Interface dataset entries:
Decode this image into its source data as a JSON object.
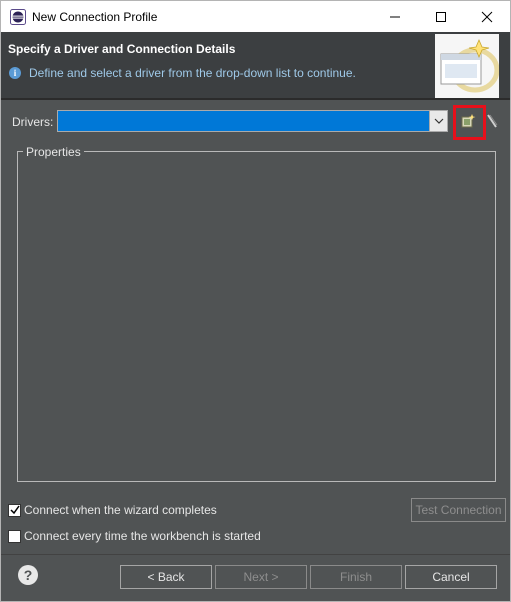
{
  "window": {
    "title": "New Connection Profile"
  },
  "header": {
    "title": "Specify a Driver and Connection Details",
    "description": "Define and select a driver from the drop-down list to continue."
  },
  "drivers": {
    "label": "Drivers:",
    "selected": ""
  },
  "properties": {
    "label": "Properties"
  },
  "options": {
    "connect_on_finish": {
      "label": "Connect when the wizard completes",
      "checked": true
    },
    "connect_on_startup": {
      "label": "Connect every time the workbench is started",
      "checked": false
    }
  },
  "buttons": {
    "test_connection": "Test Connection",
    "back": "< Back",
    "next": "Next >",
    "finish": "Finish",
    "cancel": "Cancel"
  },
  "icons": {
    "app": "eclipse-icon",
    "info": "info-icon",
    "new_driver": "new-driver-icon",
    "edit_driver": "edit-driver-icon",
    "help": "help-icon"
  },
  "colors": {
    "highlight": "#e8101b",
    "combo_selection": "#0078d7",
    "dialog_background": "#505354"
  }
}
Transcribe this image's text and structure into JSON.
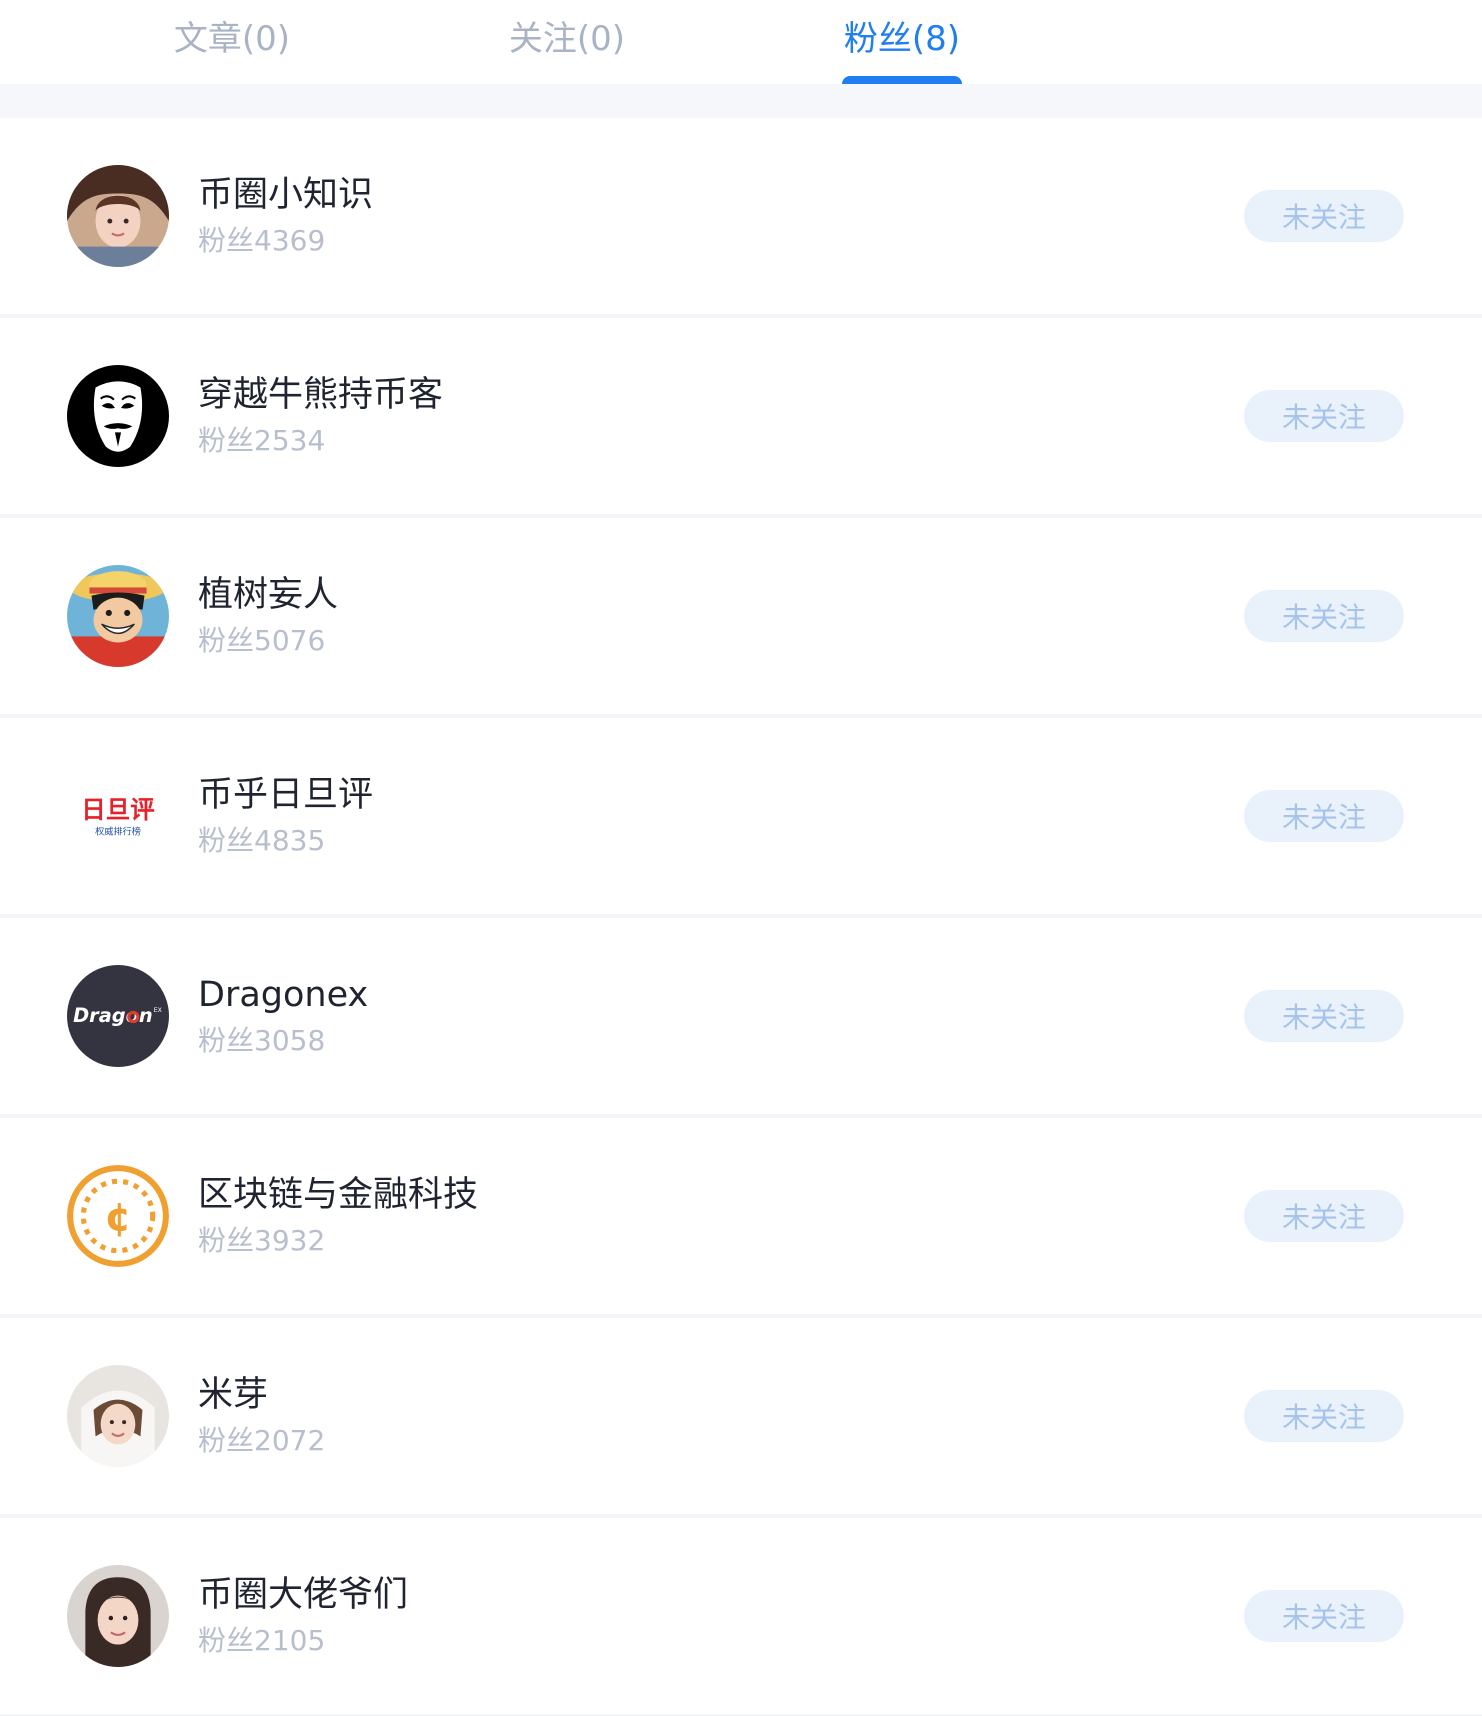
{
  "tabs": [
    {
      "label": "文章(0)",
      "active": false
    },
    {
      "label": "关注(0)",
      "active": false
    },
    {
      "label": "粉丝(8)",
      "active": true
    }
  ],
  "fans_list": [
    {
      "name": "币圈小知识",
      "fans": "粉丝4369",
      "button": "未关注",
      "avatar": "woman-photo-avatar"
    },
    {
      "name": "穿越牛熊持币客",
      "fans": "粉丝2534",
      "button": "未关注",
      "avatar": "mask-avatar"
    },
    {
      "name": "植树妄人",
      "fans": "粉丝5076",
      "button": "未关注",
      "avatar": "anime-character-avatar"
    },
    {
      "name": "币乎日旦评",
      "fans": "粉丝4835",
      "button": "未关注",
      "avatar": "ridanping-logo-avatar",
      "avatar_text": "日旦评",
      "avatar_subtext": "权威排行榜"
    },
    {
      "name": "Dragonex",
      "fans": "粉丝3058",
      "button": "未关注",
      "avatar": "dragonex-logo-avatar",
      "avatar_text": "Dragon",
      "avatar_subtext": "EX"
    },
    {
      "name": "区块链与金融科技",
      "fans": "粉丝3932",
      "button": "未关注",
      "avatar": "coin-icon-avatar",
      "avatar_text": "¢"
    },
    {
      "name": "米芽",
      "fans": "粉丝2072",
      "button": "未关注",
      "avatar": "woman-photo-avatar"
    },
    {
      "name": "币圈大佬爷们",
      "fans": "粉丝2105",
      "button": "未关注",
      "avatar": "woman-photo-avatar"
    }
  ],
  "colors": {
    "accent": "#1f7ef0",
    "tab_inactive": "#a9b3c6",
    "name": "#1f2430",
    "fans": "#b7bfcd",
    "button_bg": "#e9f1fb",
    "button_text": "#a6c4ea",
    "coin": "#f0a030",
    "ridanping_red": "#e62129"
  }
}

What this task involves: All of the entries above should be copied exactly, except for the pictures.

Output for this exercise:
Decode this image into its source data as a JSON object.
{
  "window": {
    "title": "New Connection Profile"
  },
  "header": {
    "title": "Specify a Driver and Connection Details",
    "description": "Define and select a driver from the drop-down list to continue."
  },
  "drivers": {
    "label": "Drivers:",
    "selected": ""
  },
  "properties": {
    "label": "Properties"
  },
  "options": {
    "connect_on_finish": {
      "label": "Connect when the wizard completes",
      "checked": true
    },
    "connect_on_startup": {
      "label": "Connect every time the workbench is started",
      "checked": false
    }
  },
  "buttons": {
    "test_connection": "Test Connection",
    "back": "< Back",
    "next": "Next >",
    "finish": "Finish",
    "cancel": "Cancel"
  },
  "icons": {
    "app": "eclipse-icon",
    "info": "info-icon",
    "new_driver": "new-driver-icon",
    "edit_driver": "edit-driver-icon",
    "help": "help-icon"
  },
  "colors": {
    "highlight": "#e8101b",
    "combo_selection": "#0078d7",
    "dialog_background": "#505354"
  }
}
Transcribe this image's text and structure into JSON.
{
  "tabs": [
    {
      "label": "文章(0)",
      "active": false
    },
    {
      "label": "关注(0)",
      "active": false
    },
    {
      "label": "粉丝(8)",
      "active": true
    }
  ],
  "fans_list": [
    {
      "name": "币圈小知识",
      "fans": "粉丝4369",
      "button": "未关注",
      "avatar": "woman-photo-avatar"
    },
    {
      "name": "穿越牛熊持币客",
      "fans": "粉丝2534",
      "button": "未关注",
      "avatar": "mask-avatar"
    },
    {
      "name": "植树妄人",
      "fans": "粉丝5076",
      "button": "未关注",
      "avatar": "anime-character-avatar"
    },
    {
      "name": "币乎日旦评",
      "fans": "粉丝4835",
      "button": "未关注",
      "avatar": "ridanping-logo-avatar",
      "avatar_text": "日旦评",
      "avatar_subtext": "权威排行榜"
    },
    {
      "name": "Dragonex",
      "fans": "粉丝3058",
      "button": "未关注",
      "avatar": "dragonex-logo-avatar",
      "avatar_text": "Dragon",
      "avatar_subtext": "EX"
    },
    {
      "name": "区块链与金融科技",
      "fans": "粉丝3932",
      "button": "未关注",
      "avatar": "coin-icon-avatar",
      "avatar_text": "¢"
    },
    {
      "name": "米芽",
      "fans": "粉丝2072",
      "button": "未关注",
      "avatar": "woman-photo-avatar"
    },
    {
      "name": "币圈大佬爷们",
      "fans": "粉丝2105",
      "button": "未关注",
      "avatar": "woman-photo-avatar"
    }
  ],
  "colors": {
    "accent": "#1f7ef0",
    "tab_inactive": "#a9b3c6",
    "name": "#1f2430",
    "fans": "#b7bfcd",
    "button_bg": "#e9f1fb",
    "button_text": "#a6c4ea",
    "coin": "#f0a030",
    "ridanping_red": "#e62129"
  }
}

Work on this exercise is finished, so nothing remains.